Heron Werner, MD*, Pedro Daltro, MD*, Dorothy Bulas, MD#
* Clínica de Diagnóstico por Imagem (CDPI) & Instituto Fernandes Figueira (IFF) – FIOCRUZ – Rio de Janeiro – Brazil
# Professor of Radiology and Pediatrics – Children"s National Medical Center – George Washington University Medical Center – 111 Michigan Ave, NW, Washington D.C. 20010

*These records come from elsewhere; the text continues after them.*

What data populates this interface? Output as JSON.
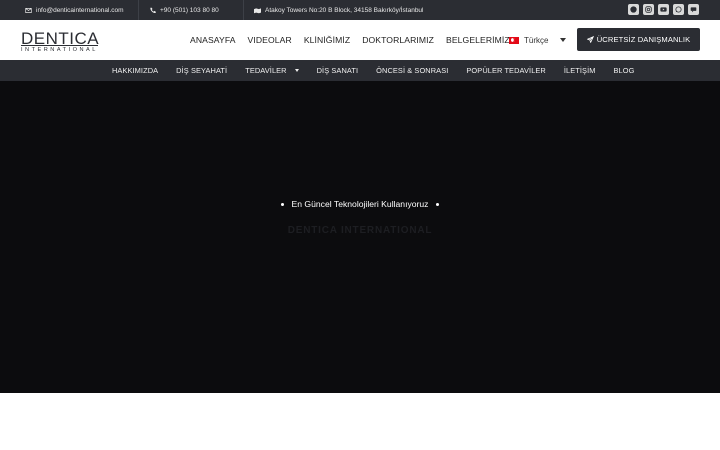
{
  "topbar": {
    "email": "info@denticainternational.com",
    "phone": "+90 (501) 103 80 80",
    "address": "Atakoy Towers No:20 B Block, 34158 Bakırköy/İstanbul",
    "socials": [
      "facebook-icon",
      "instagram-icon",
      "youtube-icon",
      "whatsapp-icon",
      "chat-icon"
    ]
  },
  "header": {
    "logo_main": "DENTICA",
    "logo_sub": "INTERNATIONAL",
    "nav": [
      "ANASAYFA",
      "VIDEOLAR",
      "KLİNİĞİMİZ",
      "DOKTORLARIMIZ",
      "BELGELERİMİZ"
    ],
    "language": "Türkçe",
    "cta_label": "ÜCRETSİZ DANIŞMANLIK"
  },
  "subnav": {
    "items": [
      "HAKKIMIZDA",
      "DİŞ SEYAHATİ",
      "TEDAVİLER",
      "DİŞ SANATI",
      "ÖNCESİ & SONRASI",
      "POPÜLER TEDAVİLER",
      "İLETİŞİM",
      "BLOG"
    ]
  },
  "hero": {
    "tagline": "En Güncel Teknolojileri Kullanıyoruz",
    "ghost_text": "DENTICA INTERNATIONAL"
  },
  "colors": {
    "dark": "#2b2d33",
    "hero_bg": "#0c0c0e",
    "flag_red": "#e30a17"
  }
}
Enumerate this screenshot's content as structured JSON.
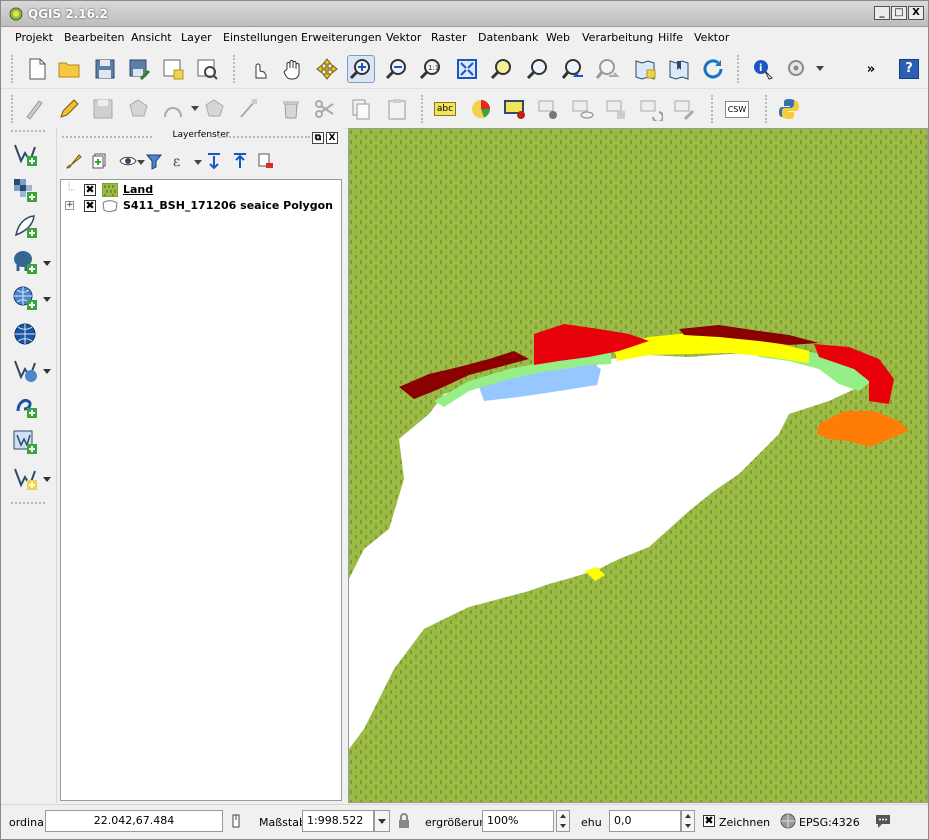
{
  "window": {
    "title": "QGIS 2.16.2",
    "minimize_label": "_",
    "maximize_label": "□",
    "close_label": "X"
  },
  "menu": {
    "items": [
      {
        "label": "Projekt"
      },
      {
        "label": "Bearbeiten"
      },
      {
        "label": "Ansicht"
      },
      {
        "label": "Layer"
      },
      {
        "label": "Einstellungen"
      },
      {
        "label": "Erweiterungen"
      },
      {
        "label": "Vektor"
      },
      {
        "label": "Raster"
      },
      {
        "label": "Datenbank"
      },
      {
        "label": "Web"
      },
      {
        "label": "Verarbeitung"
      },
      {
        "label": "Hilfe"
      },
      {
        "label": "Vektor"
      }
    ]
  },
  "toolbar1": {
    "overflow_label": "»",
    "help_label": "?"
  },
  "toolbar2": {
    "label_abc": "abc",
    "label_csw": "CSW"
  },
  "layers_panel": {
    "title": "Layerfenster",
    "float_label": "⧉",
    "close_label": "X",
    "layers": [
      {
        "name": "Land",
        "checked": "✖",
        "expander": ""
      },
      {
        "name": "S411_BSH_171206 seaice Polygon",
        "checked": "✖",
        "expander": "+"
      }
    ]
  },
  "statusbar": {
    "coord_label": "ordina",
    "coord_value": "22.042,67.484",
    "scale_label": "Maßstab",
    "scale_value": "1:998.522",
    "magnifier_label": "ergrößerun",
    "magnifier_value": "100%",
    "rotation_label": "ehu",
    "rotation_value": "0,0",
    "render_check": "✖",
    "render_label": "Zeichnen",
    "crs_label": "EPSG:4326"
  },
  "colors": {
    "land": "#9bbb45",
    "sea_white": "#ffffff",
    "ice_red": "#e8000b",
    "ice_yellow": "#ffff00",
    "ice_green": "#96ef86",
    "ice_blue": "#96c8ff",
    "ice_orange": "#ff7d07",
    "ice_darkred": "#8b0000"
  }
}
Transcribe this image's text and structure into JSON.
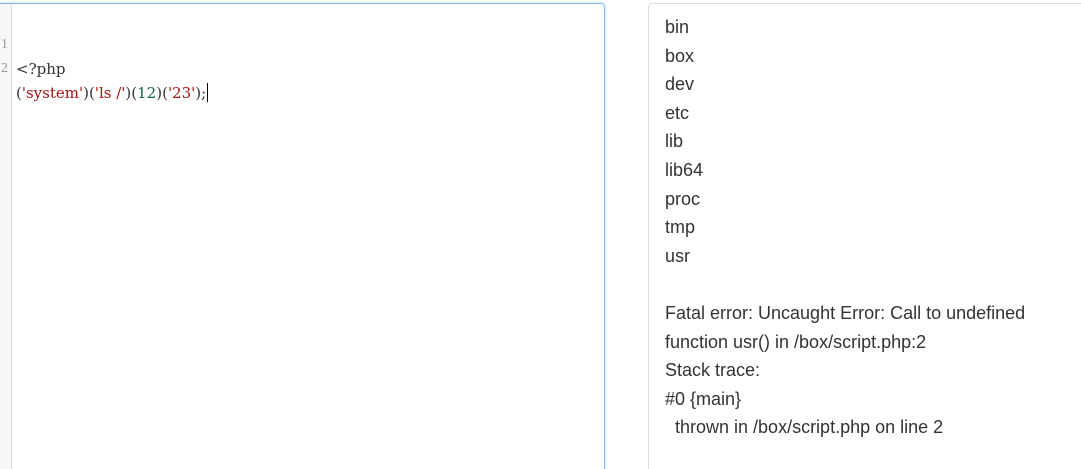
{
  "editor": {
    "lines": [
      {
        "number": "1",
        "tokens": [
          {
            "text": "<?php",
            "kind": "punc"
          }
        ]
      },
      {
        "number": "2",
        "tokens": [
          {
            "text": "(",
            "kind": "punc"
          },
          {
            "text": "'system'",
            "kind": "str"
          },
          {
            "text": ")(",
            "kind": "punc"
          },
          {
            "text": "'ls /'",
            "kind": "str"
          },
          {
            "text": ")(",
            "kind": "punc"
          },
          {
            "text": "12",
            "kind": "num"
          },
          {
            "text": ")(",
            "kind": "punc"
          },
          {
            "text": "'23'",
            "kind": "str"
          },
          {
            "text": ");",
            "kind": "punc"
          }
        ]
      }
    ],
    "colors": {
      "string": "#aa1111",
      "number": "#116644",
      "text": "#333333",
      "line_number": "#999999",
      "focus_border": "#85b7e6"
    }
  },
  "output": {
    "lines": [
      "bin",
      "box",
      "dev",
      "etc",
      "lib",
      "lib64",
      "proc",
      "tmp",
      "usr",
      "",
      "Fatal error: Uncaught Error: Call to undefined",
      "function usr() in /box/script.php:2",
      "Stack trace:",
      "#0 {main}",
      "  thrown in /box/script.php on line 2"
    ]
  }
}
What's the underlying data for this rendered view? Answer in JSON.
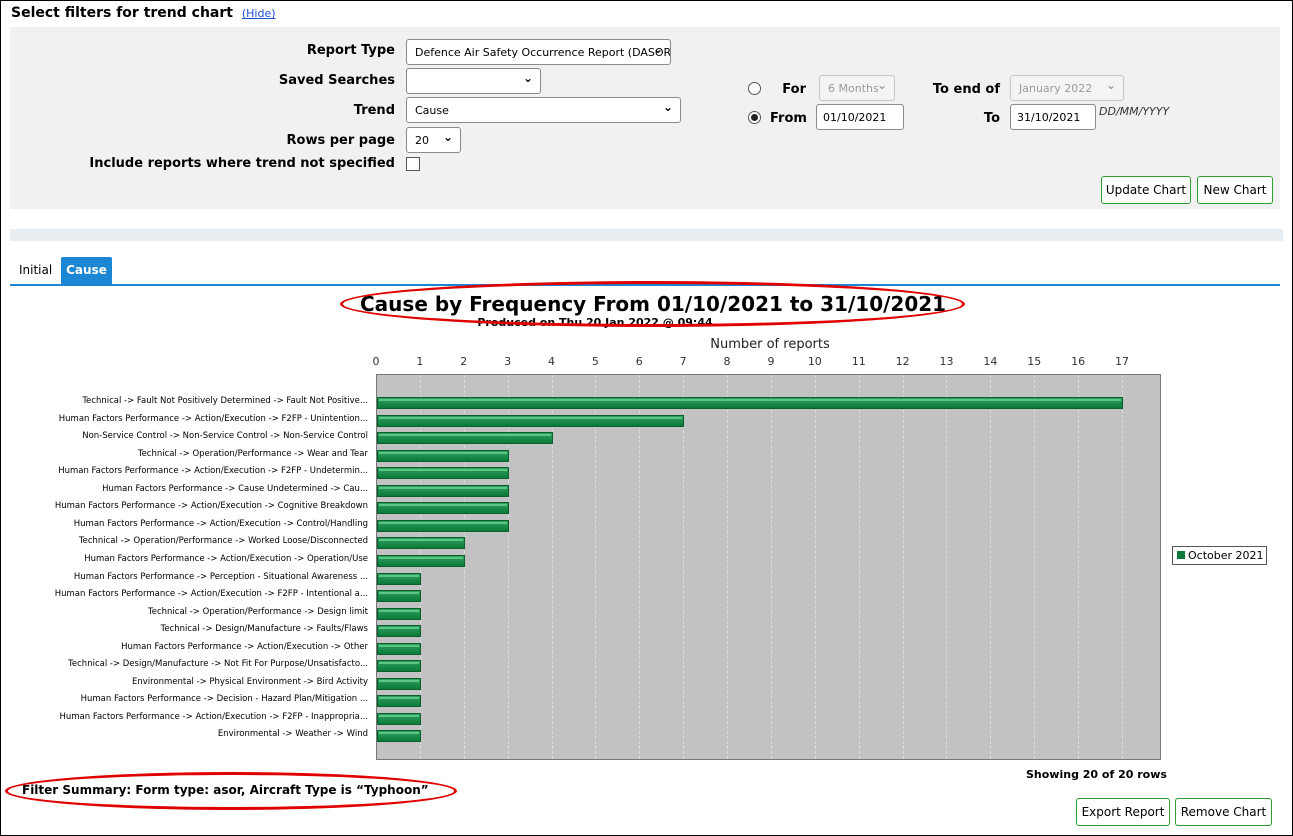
{
  "filters": {
    "title": "Select filters for trend chart",
    "hide_link": "(Hide)",
    "report_type_label": "Report Type",
    "report_type_value": "Defence Air Safety Occurrence Report (DASOR)",
    "saved_searches_label": "Saved Searches",
    "saved_searches_value": "",
    "trend_label": "Trend",
    "trend_value": "Cause",
    "rows_per_page_label": "Rows per page",
    "rows_per_page_value": "20",
    "include_unspecified_label": "Include reports where trend not specified",
    "include_unspecified_checked": false,
    "for_label": "For",
    "for_value": "6 Months",
    "to_end_of_label": "To end of",
    "to_end_of_value": "January 2022",
    "from_label": "From",
    "from_value": "01/10/2021",
    "to_label": "To",
    "to_value": "31/10/2021",
    "date_format_hint": "DD/MM/YYYY",
    "selected_range_mode": "From",
    "update_button": "Update Chart",
    "new_button": "New Chart"
  },
  "tabs": [
    {
      "label": "Initial",
      "active": false
    },
    {
      "label": "Cause",
      "active": true
    }
  ],
  "chart_data": {
    "type": "bar",
    "orientation": "horizontal",
    "title": "Cause by Frequency From 01/10/2021 to 31/10/2021",
    "subtitle": "Produced on Thu 20 Jan 2022 @ 09:44",
    "xlabel": "Number of reports",
    "x_axis_position": "top",
    "xlim": [
      0,
      17
    ],
    "xticks": [
      0,
      1,
      2,
      3,
      4,
      5,
      6,
      7,
      8,
      9,
      10,
      11,
      12,
      13,
      14,
      15,
      16,
      17
    ],
    "grid": true,
    "legend_position": "right",
    "categories": [
      "Technical -> Fault Not Positively Determined -> Fault Not Positive...",
      "Human Factors Performance -> Action/Execution -> F2FP - Unintention...",
      "Non-Service Control -> Non-Service Control -> Non-Service Control",
      "Technical -> Operation/Performance -> Wear and Tear",
      "Human Factors Performance -> Action/Execution -> F2FP - Undetermin...",
      "Human Factors Performance -> Cause Undetermined -> Cau...",
      "Human Factors Performance -> Action/Execution -> Cognitive Breakdown",
      "Human Factors Performance -> Action/Execution -> Control/Handling",
      "Technical -> Operation/Performance -> Worked Loose/Disconnected",
      "Human Factors Performance -> Action/Execution -> Operation/Use",
      "Human Factors Performance -> Perception - Situational Awareness ...",
      "Human Factors Performance -> Action/Execution -> F2FP - Intentional a...",
      "Technical -> Operation/Performance -> Design limit",
      "Technical -> Design/Manufacture -> Faults/Flaws",
      "Human Factors Performance -> Action/Execution -> Other",
      "Technical -> Design/Manufacture -> Not Fit For Purpose/Unsatisfacto...",
      "Environmental -> Physical Environment -> Bird Activity",
      "Human Factors Performance -> Decision - Hazard Plan/Mitigation ...",
      "Human Factors Performance -> Action/Execution -> F2FP - Inappropria...",
      "Environmental -> Weather -> Wind"
    ],
    "series": [
      {
        "name": "October 2021",
        "color": "#0b7a3a",
        "values": [
          17,
          7,
          4,
          3,
          3,
          3,
          3,
          3,
          2,
          2,
          1,
          1,
          1,
          1,
          1,
          1,
          1,
          1,
          1,
          1
        ]
      }
    ]
  },
  "showing_rows": "Showing 20 of 20 rows",
  "filter_summary": "Filter Summary: Form type: asor, Aircraft Type is “Typhoon”",
  "export_button": "Export Report",
  "remove_button": "Remove Chart",
  "colors": {
    "accent": "#1b86d3",
    "button_border": "#2e9e2e",
    "bar": "#0b7a3a",
    "highlight": "#e00000"
  }
}
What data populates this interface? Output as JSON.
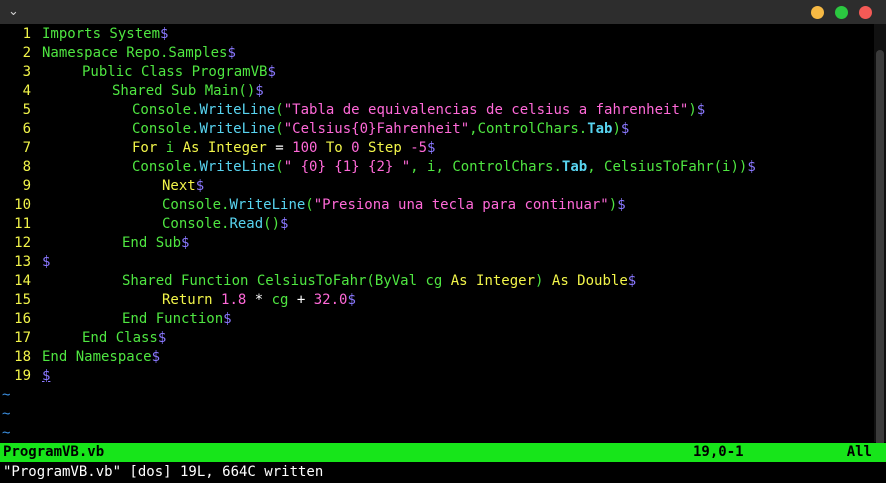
{
  "window": {
    "chevron": "⌄",
    "buttons": [
      "minimize",
      "maximize",
      "close"
    ]
  },
  "lines": [
    {
      "n": "1",
      "parts": [
        [
          "Imports System",
          "g"
        ],
        [
          "$",
          "eol"
        ]
      ]
    },
    {
      "n": "2",
      "parts": [
        [
          "Namespace Repo.Samples",
          "g"
        ],
        [
          "$",
          "eol"
        ]
      ]
    },
    {
      "n": "3",
      "indent": "ind1",
      "parts": [
        [
          "Public Class ProgramVB",
          "g"
        ],
        [
          "$",
          "eol"
        ]
      ]
    },
    {
      "n": "4",
      "indent": "ind2",
      "parts": [
        [
          "Shared Sub Main()",
          "g"
        ],
        [
          "$",
          "eol"
        ]
      ]
    },
    {
      "n": "5",
      "indent": "ind3",
      "parts": [
        [
          "Console.",
          "g"
        ],
        [
          "WriteLine",
          "cy"
        ],
        [
          "(",
          "g"
        ],
        [
          "\"Tabla de equivalencias de celsius a fahrenheit\"",
          "pink"
        ],
        [
          ")",
          "g"
        ],
        [
          "$",
          "eol"
        ]
      ]
    },
    {
      "n": "6",
      "indent": "ind3",
      "parts": [
        [
          "Console.",
          "g"
        ],
        [
          "WriteLine",
          "cy"
        ],
        [
          "(",
          "g"
        ],
        [
          "\"Celsius{0}Fahrenheit\"",
          "pink"
        ],
        [
          ",ControlChars.",
          "g"
        ],
        [
          "Tab",
          "cyb"
        ],
        [
          ")",
          "g"
        ],
        [
          "$",
          "eol"
        ]
      ]
    },
    {
      "n": "7",
      "indent": "ind3",
      "parts": [
        [
          "For ",
          "y"
        ],
        [
          "i ",
          "g"
        ],
        [
          "As Integer ",
          "y"
        ],
        [
          "= ",
          "w"
        ],
        [
          "100 ",
          "pink"
        ],
        [
          "To ",
          "y"
        ],
        [
          "0 ",
          "pink"
        ],
        [
          "Step ",
          "y"
        ],
        [
          "-5",
          "pink"
        ],
        [
          "$",
          "eol"
        ]
      ]
    },
    {
      "n": "8",
      "indent": "ind3",
      "parts": [
        [
          "Console.",
          "g"
        ],
        [
          "WriteLine",
          "cy"
        ],
        [
          "(",
          "g"
        ],
        [
          "\" {0} {1} {2} \"",
          "pink"
        ],
        [
          ", i, ControlChars.",
          "g"
        ],
        [
          "Tab",
          "cyb"
        ],
        [
          ", CelsiusToFahr(i))",
          "g"
        ],
        [
          "$",
          "eol"
        ]
      ]
    },
    {
      "n": "9",
      "indent": "ind4",
      "parts": [
        [
          "Next",
          "y"
        ],
        [
          "$",
          "eol"
        ]
      ]
    },
    {
      "n": "10",
      "indent": "ind4",
      "parts": [
        [
          "Console.",
          "g"
        ],
        [
          "WriteLine",
          "cy"
        ],
        [
          "(",
          "g"
        ],
        [
          "\"Presiona una tecla para continuar\"",
          "pink"
        ],
        [
          ")",
          "g"
        ],
        [
          "$",
          "eol"
        ]
      ]
    },
    {
      "n": "11",
      "indent": "ind4",
      "parts": [
        [
          "Console.",
          "g"
        ],
        [
          "Read",
          "cy"
        ],
        [
          "()",
          "g"
        ],
        [
          "$",
          "eol"
        ]
      ]
    },
    {
      "n": "12",
      "indent": "ind2b",
      "parts": [
        [
          "End Sub",
          "g"
        ],
        [
          "$",
          "eol"
        ]
      ]
    },
    {
      "n": "13",
      "parts": [
        [
          "$",
          "eol"
        ]
      ]
    },
    {
      "n": "14",
      "indent": "ind2b",
      "parts": [
        [
          "Shared Function CelsiusToFahr(ByVal ",
          "g"
        ],
        [
          "cg ",
          "g"
        ],
        [
          "As Integer",
          "y"
        ],
        [
          ") ",
          "g"
        ],
        [
          "As Double",
          "y"
        ],
        [
          "$",
          "eol"
        ]
      ]
    },
    {
      "n": "15",
      "indent": "ind4",
      "parts": [
        [
          "Return ",
          "y"
        ],
        [
          "1.8 ",
          "pink"
        ],
        [
          "* ",
          "w"
        ],
        [
          "cg ",
          "g"
        ],
        [
          "+ ",
          "w"
        ],
        [
          "32.0",
          "pink"
        ],
        [
          "$",
          "eol"
        ]
      ]
    },
    {
      "n": "16",
      "indent": "ind2b",
      "parts": [
        [
          "End Function",
          "g"
        ],
        [
          "$",
          "eol"
        ]
      ]
    },
    {
      "n": "17",
      "indent": "ind1",
      "parts": [
        [
          "End Class",
          "g"
        ],
        [
          "$",
          "eol"
        ]
      ]
    },
    {
      "n": "18",
      "parts": [
        [
          "End Namespace",
          "g"
        ],
        [
          "$",
          "eol"
        ]
      ]
    },
    {
      "n": "19",
      "parts": [
        [
          "$",
          "eolu"
        ]
      ]
    }
  ],
  "tildes": [
    "~",
    "~",
    "~"
  ],
  "status": {
    "filename": "ProgramVB.vb",
    "position": "19,0-1",
    "scroll": "All"
  },
  "cmdline": "\"ProgramVB.vb\" [dos] 19L, 664C written",
  "colors": {
    "status_bg": "#17e51a",
    "keyword": "#f2f54a",
    "identifier": "#4fe641",
    "string": "#ff69d8",
    "method": "#58d4f0",
    "eol": "#8a78ff"
  }
}
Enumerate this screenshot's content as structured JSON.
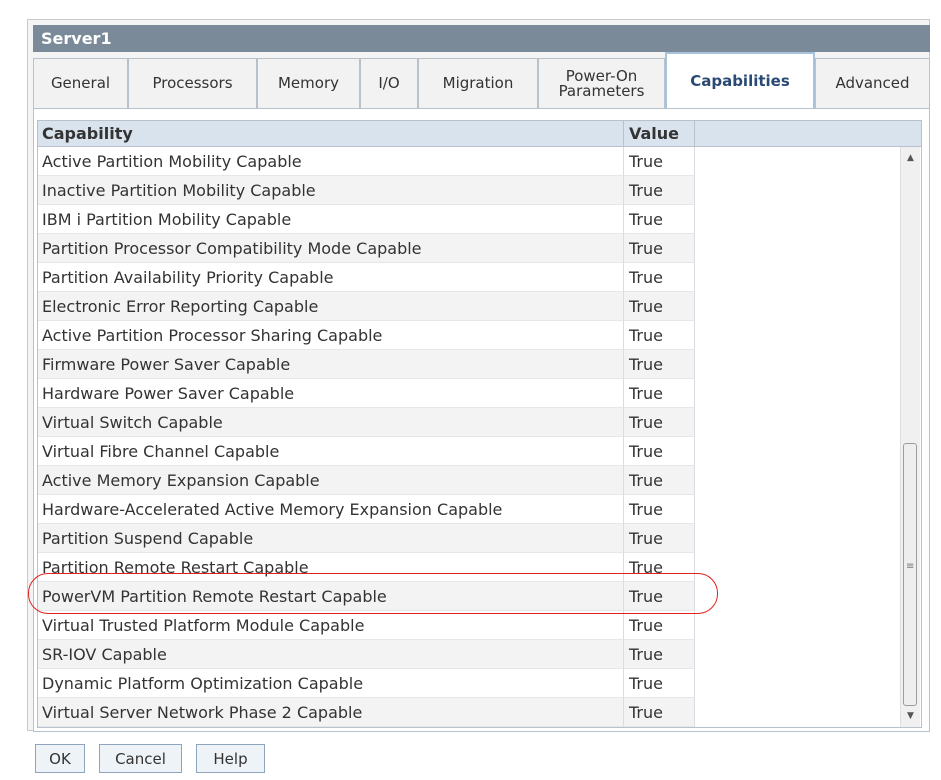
{
  "window": {
    "title": "Server1"
  },
  "tabs": [
    {
      "label": "General",
      "active": false
    },
    {
      "label": "Processors",
      "active": false
    },
    {
      "label": "Memory",
      "active": false
    },
    {
      "label": "I/O",
      "active": false
    },
    {
      "label": "Migration",
      "active": false
    },
    {
      "label": "Power-On Parameters",
      "active": false
    },
    {
      "label": "Capabilities",
      "active": true
    },
    {
      "label": "Advanced",
      "active": false
    }
  ],
  "table": {
    "columns": [
      "Capability",
      "Value"
    ],
    "rows": [
      {
        "capability": "Active Partition Mobility Capable",
        "value": "True"
      },
      {
        "capability": "Inactive Partition Mobility Capable",
        "value": "True"
      },
      {
        "capability": "IBM i Partition Mobility Capable",
        "value": "True"
      },
      {
        "capability": "Partition Processor Compatibility Mode Capable",
        "value": "True"
      },
      {
        "capability": "Partition Availability Priority Capable",
        "value": "True"
      },
      {
        "capability": "Electronic Error Reporting Capable",
        "value": "True"
      },
      {
        "capability": "Active Partition Processor Sharing Capable",
        "value": "True"
      },
      {
        "capability": "Firmware Power Saver Capable",
        "value": "True"
      },
      {
        "capability": "Hardware Power Saver Capable",
        "value": "True"
      },
      {
        "capability": "Virtual Switch Capable",
        "value": "True"
      },
      {
        "capability": "Virtual Fibre Channel Capable",
        "value": "True"
      },
      {
        "capability": "Active Memory Expansion Capable",
        "value": "True"
      },
      {
        "capability": "Hardware-Accelerated Active Memory Expansion Capable",
        "value": "True"
      },
      {
        "capability": "Partition Suspend Capable",
        "value": "True"
      },
      {
        "capability": "Partition Remote Restart Capable",
        "value": "True"
      },
      {
        "capability": "PowerVM Partition Remote Restart Capable",
        "value": "True"
      },
      {
        "capability": "Virtual Trusted Platform Module Capable",
        "value": "True"
      },
      {
        "capability": "SR-IOV Capable",
        "value": "True"
      },
      {
        "capability": "Dynamic Platform Optimization Capable",
        "value": "True"
      },
      {
        "capability": "Virtual Server Network Phase 2 Capable",
        "value": "True"
      }
    ]
  },
  "buttons": {
    "ok": "OK",
    "cancel": "Cancel",
    "help": "Help"
  },
  "colors": {
    "titlebar": "#7a8a99",
    "header": "#d9e3ee",
    "highlight": "#e0211d",
    "active_tab_text": "#2a4a74"
  }
}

This anomaly consists of the hypertrophy of valves similar to membranes. Those valves are localized in the posterior urethra of male fetuses and determine different levels of urethral obstruction. The most frequent finding is the distended bladder with thick and trabeculated walls linked up with dilation of the prostatic urethra. All others urethral segments have normal caliber. There is a frequent association with vesicoureteral reflux. Dilated pyelocalyceal systems and tortuous ureters can be observed. The posterior urethral valves is one of the most frequent cause of fetal ascites. There is an association of 20 percent with specific chromosomal anomalies, especially trisomies 13, 18 and 21. In the most severe cases, pronounced oligohydramnios is detected, which leads to secondary pulmonary hypoplasia.